12 International Partnerships Examples US DOE/Brazilian Ministry of Science and Technology Partnership Paper under development Expansion of Biofuels Production in Brazil and the United States: Greenhouse Gases, Criteria Air Pollutants and Other Sustainability Factors Life cycle analysis of bioenergy scale-up Establish uniform standards and codes for sustainable biofuels economy Bring benefits of biofuels to other countries while ensuring sustainability economic, land use, environmental impacts Participation in Global Bioenergy Partnership (GBEP) Harmonization of GHG life cycle analysis methodology (Participants: State Department, USDA, DOE, NIST, EPA, EU, Japan, Canada, UN Foundation, Brazil) Joint study with NREL, ORNL, and Brookhaven on potential for imports to contribute to 20 in 10 goals (coordinated by DOE policy office and EERE OBP) MARKAL model is used to investigate a variety of scenarios including carbon taxes, oil prices, tariffs, etc.
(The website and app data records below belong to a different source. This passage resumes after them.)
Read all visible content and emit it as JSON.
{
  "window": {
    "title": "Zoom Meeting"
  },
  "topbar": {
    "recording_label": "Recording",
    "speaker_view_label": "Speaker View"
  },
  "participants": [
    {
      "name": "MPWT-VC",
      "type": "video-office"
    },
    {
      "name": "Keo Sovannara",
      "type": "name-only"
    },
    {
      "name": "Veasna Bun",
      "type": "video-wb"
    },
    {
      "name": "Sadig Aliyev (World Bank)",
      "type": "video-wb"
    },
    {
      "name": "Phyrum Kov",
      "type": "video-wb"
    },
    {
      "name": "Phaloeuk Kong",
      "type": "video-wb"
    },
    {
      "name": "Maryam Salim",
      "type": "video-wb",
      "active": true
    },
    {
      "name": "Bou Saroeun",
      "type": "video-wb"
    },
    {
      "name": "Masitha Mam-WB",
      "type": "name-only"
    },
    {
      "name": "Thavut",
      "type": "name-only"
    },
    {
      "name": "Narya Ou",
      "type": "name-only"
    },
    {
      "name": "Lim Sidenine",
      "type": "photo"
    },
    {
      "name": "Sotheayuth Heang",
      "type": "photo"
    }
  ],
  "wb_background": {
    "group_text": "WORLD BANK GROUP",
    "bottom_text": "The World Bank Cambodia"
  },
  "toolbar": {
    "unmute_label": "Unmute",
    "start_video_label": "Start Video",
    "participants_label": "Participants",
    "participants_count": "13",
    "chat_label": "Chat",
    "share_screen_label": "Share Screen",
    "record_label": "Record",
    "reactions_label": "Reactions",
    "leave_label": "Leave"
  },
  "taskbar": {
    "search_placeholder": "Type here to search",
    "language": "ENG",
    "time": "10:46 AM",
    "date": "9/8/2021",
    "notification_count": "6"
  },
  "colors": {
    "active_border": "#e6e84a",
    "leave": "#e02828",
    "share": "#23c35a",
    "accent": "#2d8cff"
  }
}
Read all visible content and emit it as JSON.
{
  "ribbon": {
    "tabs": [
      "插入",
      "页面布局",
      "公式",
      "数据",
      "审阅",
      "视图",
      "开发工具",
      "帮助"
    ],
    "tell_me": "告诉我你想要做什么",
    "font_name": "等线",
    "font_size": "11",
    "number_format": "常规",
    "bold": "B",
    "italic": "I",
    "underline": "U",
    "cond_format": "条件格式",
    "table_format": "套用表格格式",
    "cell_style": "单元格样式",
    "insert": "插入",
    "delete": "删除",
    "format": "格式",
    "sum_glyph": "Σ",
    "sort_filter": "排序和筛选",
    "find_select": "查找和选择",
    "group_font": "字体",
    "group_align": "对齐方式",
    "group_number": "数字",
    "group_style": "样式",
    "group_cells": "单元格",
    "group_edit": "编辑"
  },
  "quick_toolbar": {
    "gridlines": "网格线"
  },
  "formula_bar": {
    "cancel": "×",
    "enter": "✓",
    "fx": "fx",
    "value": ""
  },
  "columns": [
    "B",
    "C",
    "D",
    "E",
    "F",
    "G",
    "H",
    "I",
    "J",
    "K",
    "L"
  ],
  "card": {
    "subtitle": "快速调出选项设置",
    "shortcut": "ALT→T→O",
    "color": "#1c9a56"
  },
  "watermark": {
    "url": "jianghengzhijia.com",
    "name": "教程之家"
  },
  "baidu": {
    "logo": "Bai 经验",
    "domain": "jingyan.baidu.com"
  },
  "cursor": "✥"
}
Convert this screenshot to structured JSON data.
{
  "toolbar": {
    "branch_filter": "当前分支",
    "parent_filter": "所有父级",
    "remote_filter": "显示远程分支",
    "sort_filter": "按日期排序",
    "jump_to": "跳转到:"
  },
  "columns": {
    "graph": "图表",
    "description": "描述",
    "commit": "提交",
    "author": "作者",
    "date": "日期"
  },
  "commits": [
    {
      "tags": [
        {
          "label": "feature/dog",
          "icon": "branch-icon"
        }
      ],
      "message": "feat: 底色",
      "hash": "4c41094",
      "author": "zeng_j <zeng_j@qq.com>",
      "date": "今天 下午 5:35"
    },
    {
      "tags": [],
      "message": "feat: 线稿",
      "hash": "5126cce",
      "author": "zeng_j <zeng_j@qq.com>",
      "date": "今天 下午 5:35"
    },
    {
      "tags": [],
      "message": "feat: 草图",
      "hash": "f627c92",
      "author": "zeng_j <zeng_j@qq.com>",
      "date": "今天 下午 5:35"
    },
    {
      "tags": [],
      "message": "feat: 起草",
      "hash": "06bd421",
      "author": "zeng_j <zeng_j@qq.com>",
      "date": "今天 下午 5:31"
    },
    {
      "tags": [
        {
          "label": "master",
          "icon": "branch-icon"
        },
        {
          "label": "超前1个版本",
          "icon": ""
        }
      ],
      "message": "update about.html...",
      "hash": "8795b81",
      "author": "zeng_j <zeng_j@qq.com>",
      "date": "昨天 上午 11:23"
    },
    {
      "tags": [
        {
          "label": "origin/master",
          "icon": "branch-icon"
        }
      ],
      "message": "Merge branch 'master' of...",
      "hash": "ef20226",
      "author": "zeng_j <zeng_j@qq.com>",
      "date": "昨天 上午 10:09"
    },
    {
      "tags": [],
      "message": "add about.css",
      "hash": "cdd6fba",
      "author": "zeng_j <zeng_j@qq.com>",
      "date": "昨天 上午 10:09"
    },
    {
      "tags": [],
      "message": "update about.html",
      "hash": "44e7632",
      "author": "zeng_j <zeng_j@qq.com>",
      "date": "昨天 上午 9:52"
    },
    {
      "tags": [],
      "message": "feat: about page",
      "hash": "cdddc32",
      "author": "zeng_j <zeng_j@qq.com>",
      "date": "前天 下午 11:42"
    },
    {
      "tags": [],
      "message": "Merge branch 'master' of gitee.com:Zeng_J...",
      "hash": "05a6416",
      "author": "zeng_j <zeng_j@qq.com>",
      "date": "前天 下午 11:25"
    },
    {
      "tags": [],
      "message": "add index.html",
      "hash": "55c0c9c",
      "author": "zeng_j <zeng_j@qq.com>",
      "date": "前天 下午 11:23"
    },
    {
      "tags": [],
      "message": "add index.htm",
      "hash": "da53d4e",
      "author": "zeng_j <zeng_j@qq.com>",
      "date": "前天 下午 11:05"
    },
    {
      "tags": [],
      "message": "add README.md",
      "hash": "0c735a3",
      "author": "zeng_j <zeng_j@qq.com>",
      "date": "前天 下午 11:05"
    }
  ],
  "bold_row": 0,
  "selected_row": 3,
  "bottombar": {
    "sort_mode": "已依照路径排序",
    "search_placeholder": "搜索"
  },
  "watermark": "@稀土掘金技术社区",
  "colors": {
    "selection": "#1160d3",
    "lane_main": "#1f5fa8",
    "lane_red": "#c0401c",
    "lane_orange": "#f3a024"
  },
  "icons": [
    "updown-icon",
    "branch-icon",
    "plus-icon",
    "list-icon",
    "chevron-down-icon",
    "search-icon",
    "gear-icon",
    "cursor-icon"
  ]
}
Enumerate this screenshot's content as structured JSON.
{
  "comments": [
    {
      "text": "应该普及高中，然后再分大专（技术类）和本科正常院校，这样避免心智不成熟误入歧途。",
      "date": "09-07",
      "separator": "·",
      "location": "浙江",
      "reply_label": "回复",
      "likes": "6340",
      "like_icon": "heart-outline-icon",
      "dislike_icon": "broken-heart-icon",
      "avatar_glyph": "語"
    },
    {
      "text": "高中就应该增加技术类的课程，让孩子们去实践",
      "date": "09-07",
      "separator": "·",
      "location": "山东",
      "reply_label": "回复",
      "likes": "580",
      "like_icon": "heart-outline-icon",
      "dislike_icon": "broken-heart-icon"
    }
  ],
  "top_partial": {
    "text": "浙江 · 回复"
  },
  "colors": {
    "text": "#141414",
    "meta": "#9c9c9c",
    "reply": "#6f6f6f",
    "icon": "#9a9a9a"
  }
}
Report is expected by end of 2007; will be publically available Plans for bilateral cooperation with Sweden, Denmark, Germany, U.K. and China (forthcoming) to promote R&D for a sustainable energy system
13 Conclusions Sustainability must be addressed through the entire bioenergy supply chain Feedstocks Conversion Biofuels Production We must consider environmental, social, and economic impacts As the bioenergy industry grows, the importance of sustainability increases DOE/EERE R&D will help identify and address environmental impacts of biofuel production. None of us can address sustainability on our own Partnering with public, private, and non-profit sectors
14 Contact Information Office of Biomass Program, Jacques Beaudry-Losique Tel: Web Site: EERE INFO CENTER -